YOUR TASK: Apart from the images, repeat the data below exactly as written.

Segment Start: RECORDED DATA

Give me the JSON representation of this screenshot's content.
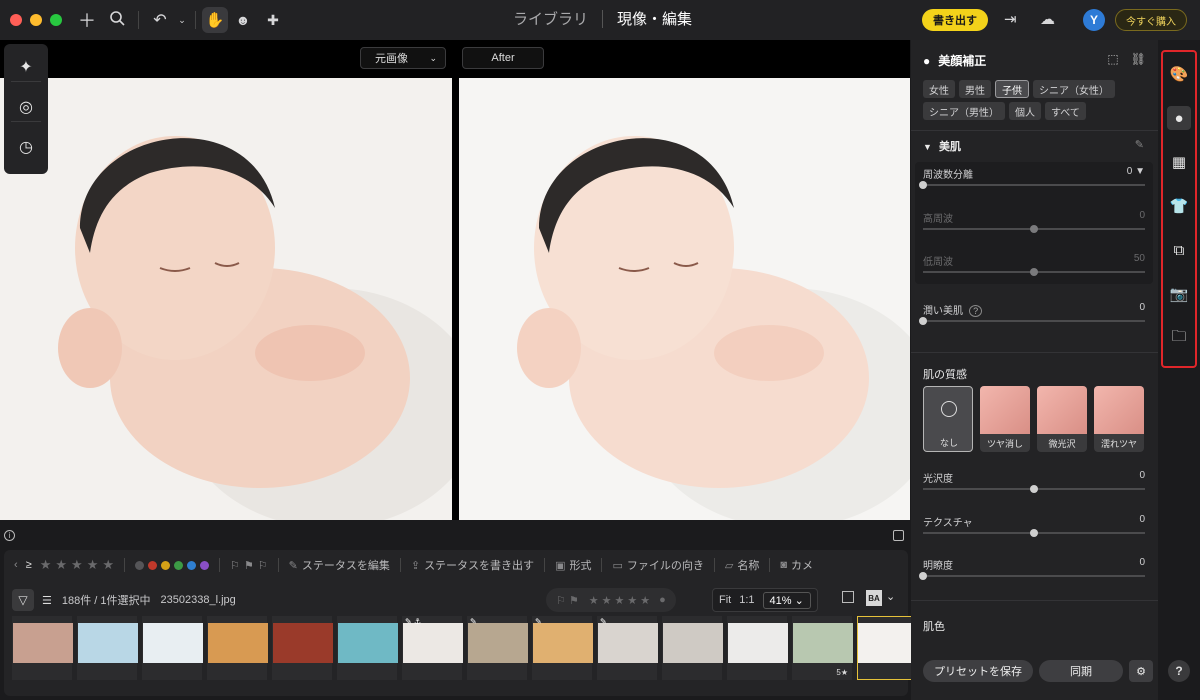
{
  "window": {
    "traffic_colors": [
      "#ff5f57",
      "#febc2e",
      "#28c840"
    ]
  },
  "nav": {
    "tabs": [
      {
        "label": "ライブラリ"
      },
      {
        "label": "現像・編集",
        "active": true
      }
    ]
  },
  "toolbar": {
    "export_label": "書き出す",
    "avatar_initial": "Y",
    "buy_label": "今すぐ購入"
  },
  "viewer": {
    "original_select_label": "元画像",
    "after_label": "After"
  },
  "filmstrip": {
    "toolbar": {
      "ge_symbol": "≥",
      "status_edit": "ステータスを編集",
      "status_export": "ステータスを書き出す",
      "format": "形式",
      "orientation": "ファイルの向き",
      "name": "名称",
      "camera": "カメ"
    },
    "color_labels": [
      "#555558",
      "#c0392b",
      "#d4a017",
      "#3c9a45",
      "#2f7fd0",
      "#8a4fc6"
    ],
    "count_text": "188件 / 1件選択中",
    "filename": "23502338_l.jpg",
    "zoom": {
      "fit": "Fit",
      "one_to_one": "1:1",
      "value": "41%"
    },
    "thumbnails": [
      {
        "color": "#c8a090",
        "badge": ""
      },
      {
        "color": "#b9d7e6",
        "badge": ""
      },
      {
        "color": "#e8eef2",
        "badge": ""
      },
      {
        "color": "#d89a52",
        "badge": ""
      },
      {
        "color": "#9a3a2a",
        "badge": ""
      },
      {
        "color": "#6fb9c5",
        "badge": ""
      },
      {
        "color": "#ece8e4",
        "badge": "✎ ⚓"
      },
      {
        "color": "#b7a790",
        "badge": "✎"
      },
      {
        "color": "#e0b070",
        "badge": "✎"
      },
      {
        "color": "#d9d4cf",
        "badge": "✎"
      },
      {
        "color": "#cfcac4",
        "badge": ""
      },
      {
        "color": "#ecebea",
        "badge": ""
      },
      {
        "color": "#b8c8b0",
        "badge": "",
        "stars": "5★"
      },
      {
        "color": "#f3f1ee",
        "badge": "",
        "selected": true
      }
    ]
  },
  "panel": {
    "title": "美顔補正",
    "chips": [
      {
        "label": "女性"
      },
      {
        "label": "男性"
      },
      {
        "label": "子供",
        "active": true
      },
      {
        "label": "シニア（女性）"
      },
      {
        "label": "シニア（男性）"
      },
      {
        "label": "個人"
      },
      {
        "label": "すべて"
      }
    ],
    "skin_section": "美肌",
    "freq_separation": {
      "label": "周波数分離",
      "value": "0"
    },
    "high_freq": {
      "label": "高周波",
      "value": "0"
    },
    "low_freq": {
      "label": "低周波",
      "value": "50"
    },
    "moist_skin": {
      "label": "潤い美肌",
      "value": "0"
    },
    "texture_title": "肌の質感",
    "textures": [
      "なし",
      "ツヤ消し",
      "微光沢",
      "濡れツヤ"
    ],
    "gloss": {
      "label": "光沢度",
      "value": "0"
    },
    "texture": {
      "label": "テクスチャ",
      "value": "0"
    },
    "clarity": {
      "label": "明瞭度",
      "value": "0"
    },
    "skin_color_title": "肌色",
    "save_preset": "プリセットを保存",
    "sync": "同期"
  },
  "sliders": {
    "freq_separation": 0,
    "high_freq": 0.5,
    "low_freq": 0.5,
    "moist_skin": 0,
    "gloss": 0.5,
    "texture": 0.5,
    "clarity": 0
  },
  "help_label": "?"
}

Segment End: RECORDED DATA

TASK RESPONSE:
Give me the JSON representation of this screenshot's content.
{
  "window": {
    "traffic_colors": [
      "#ff5f57",
      "#febc2e",
      "#28c840"
    ]
  },
  "nav": {
    "tabs": [
      {
        "label": "ライブラリ"
      },
      {
        "label": "現像・編集",
        "active": true
      }
    ]
  },
  "toolbar": {
    "export_label": "書き出す",
    "avatar_initial": "Y",
    "buy_label": "今すぐ購入"
  },
  "viewer": {
    "original_select_label": "元画像",
    "after_label": "After"
  },
  "filmstrip": {
    "toolbar": {
      "ge_symbol": "≥",
      "status_edit": "ステータスを編集",
      "status_export": "ステータスを書き出す",
      "format": "形式",
      "orientation": "ファイルの向き",
      "name": "名称",
      "camera": "カメ"
    },
    "color_labels": [
      "#555558",
      "#c0392b",
      "#d4a017",
      "#3c9a45",
      "#2f7fd0",
      "#8a4fc6"
    ],
    "count_text": "188件 / 1件選択中",
    "filename": "23502338_l.jpg",
    "zoom": {
      "fit": "Fit",
      "one_to_one": "1:1",
      "value": "41%"
    },
    "thumbnails": [
      {
        "color": "#c8a090",
        "badge": ""
      },
      {
        "color": "#b9d7e6",
        "badge": ""
      },
      {
        "color": "#e8eef2",
        "badge": ""
      },
      {
        "color": "#d89a52",
        "badge": ""
      },
      {
        "color": "#9a3a2a",
        "badge": ""
      },
      {
        "color": "#6fb9c5",
        "badge": ""
      },
      {
        "color": "#ece8e4",
        "badge": "✎ ⚓"
      },
      {
        "color": "#b7a790",
        "badge": "✎"
      },
      {
        "color": "#e0b070",
        "badge": "✎"
      },
      {
        "color": "#d9d4cf",
        "badge": "✎"
      },
      {
        "color": "#cfcac4",
        "badge": ""
      },
      {
        "color": "#ecebea",
        "badge": ""
      },
      {
        "color": "#b8c8b0",
        "badge": "",
        "stars": "5★"
      },
      {
        "color": "#f3f1ee",
        "badge": "",
        "selected": true
      }
    ]
  },
  "panel": {
    "title": "美顔補正",
    "chips": [
      {
        "label": "女性"
      },
      {
        "label": "男性"
      },
      {
        "label": "子供",
        "active": true
      },
      {
        "label": "シニア（女性）"
      },
      {
        "label": "シニア（男性）"
      },
      {
        "label": "個人"
      },
      {
        "label": "すべて"
      }
    ],
    "skin_section": "美肌",
    "freq_separation": {
      "label": "周波数分離",
      "value": "0"
    },
    "high_freq": {
      "label": "高周波",
      "value": "0"
    },
    "low_freq": {
      "label": "低周波",
      "value": "50"
    },
    "moist_skin": {
      "label": "潤い美肌",
      "value": "0"
    },
    "texture_title": "肌の質感",
    "textures": [
      "なし",
      "ツヤ消し",
      "微光沢",
      "濡れツヤ"
    ],
    "gloss": {
      "label": "光沢度",
      "value": "0"
    },
    "texture": {
      "label": "テクスチャ",
      "value": "0"
    },
    "clarity": {
      "label": "明瞭度",
      "value": "0"
    },
    "skin_color_title": "肌色",
    "save_preset": "プリセットを保存",
    "sync": "同期"
  },
  "sliders": {
    "freq_separation": 0,
    "high_freq": 0.5,
    "low_freq": 0.5,
    "moist_skin": 0,
    "gloss": 0.5,
    "texture": 0.5,
    "clarity": 0
  },
  "help_label": "?"
}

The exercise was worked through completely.